TASK TO CARRY OUT
The entries that follow need to be returned without any alteration.

SUPPLIED MATERIAL
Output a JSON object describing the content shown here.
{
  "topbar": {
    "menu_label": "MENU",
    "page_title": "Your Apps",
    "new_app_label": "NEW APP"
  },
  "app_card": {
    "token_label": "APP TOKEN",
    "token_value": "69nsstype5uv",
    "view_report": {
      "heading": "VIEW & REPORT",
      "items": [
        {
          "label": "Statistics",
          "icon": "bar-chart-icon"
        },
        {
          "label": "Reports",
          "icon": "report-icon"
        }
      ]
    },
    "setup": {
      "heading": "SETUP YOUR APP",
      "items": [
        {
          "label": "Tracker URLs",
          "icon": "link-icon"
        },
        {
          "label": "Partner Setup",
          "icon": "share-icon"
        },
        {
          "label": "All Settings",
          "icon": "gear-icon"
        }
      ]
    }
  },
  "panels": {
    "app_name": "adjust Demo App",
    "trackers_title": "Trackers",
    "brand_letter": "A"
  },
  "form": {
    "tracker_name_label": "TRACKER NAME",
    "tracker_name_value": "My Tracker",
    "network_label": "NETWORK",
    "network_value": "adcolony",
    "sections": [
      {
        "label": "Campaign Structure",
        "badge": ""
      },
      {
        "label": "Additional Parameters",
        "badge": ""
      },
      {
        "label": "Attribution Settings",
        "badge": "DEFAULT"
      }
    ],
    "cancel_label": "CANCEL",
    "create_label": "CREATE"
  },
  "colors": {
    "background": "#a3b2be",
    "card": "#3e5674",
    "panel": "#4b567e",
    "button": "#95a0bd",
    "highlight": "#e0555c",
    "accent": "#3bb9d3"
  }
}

FINISHED EXERCISE
Output a JSON object describing the content shown here.
{
  "topbar": {
    "menu_label": "MENU",
    "page_title": "Your Apps",
    "new_app_label": "NEW APP"
  },
  "app_card": {
    "token_label": "APP TOKEN",
    "token_value": "69nsstype5uv",
    "view_report": {
      "heading": "VIEW & REPORT",
      "items": [
        {
          "label": "Statistics",
          "icon": "bar-chart-icon"
        },
        {
          "label": "Reports",
          "icon": "report-icon"
        }
      ]
    },
    "setup": {
      "heading": "SETUP YOUR APP",
      "items": [
        {
          "label": "Tracker URLs",
          "icon": "link-icon"
        },
        {
          "label": "Partner Setup",
          "icon": "share-icon"
        },
        {
          "label": "All Settings",
          "icon": "gear-icon"
        }
      ]
    }
  },
  "panels": {
    "app_name": "adjust Demo App",
    "trackers_title": "Trackers",
    "brand_letter": "A"
  },
  "form": {
    "tracker_name_label": "TRACKER NAME",
    "tracker_name_value": "My Tracker",
    "network_label": "NETWORK",
    "network_value": "adcolony",
    "sections": [
      {
        "label": "Campaign Structure",
        "badge": ""
      },
      {
        "label": "Additional Parameters",
        "badge": ""
      },
      {
        "label": "Attribution Settings",
        "badge": "DEFAULT"
      }
    ],
    "cancel_label": "CANCEL",
    "create_label": "CREATE"
  },
  "colors": {
    "background": "#a3b2be",
    "card": "#3e5674",
    "panel": "#4b567e",
    "button": "#95a0bd",
    "highlight": "#e0555c",
    "accent": "#3bb9d3"
  }
}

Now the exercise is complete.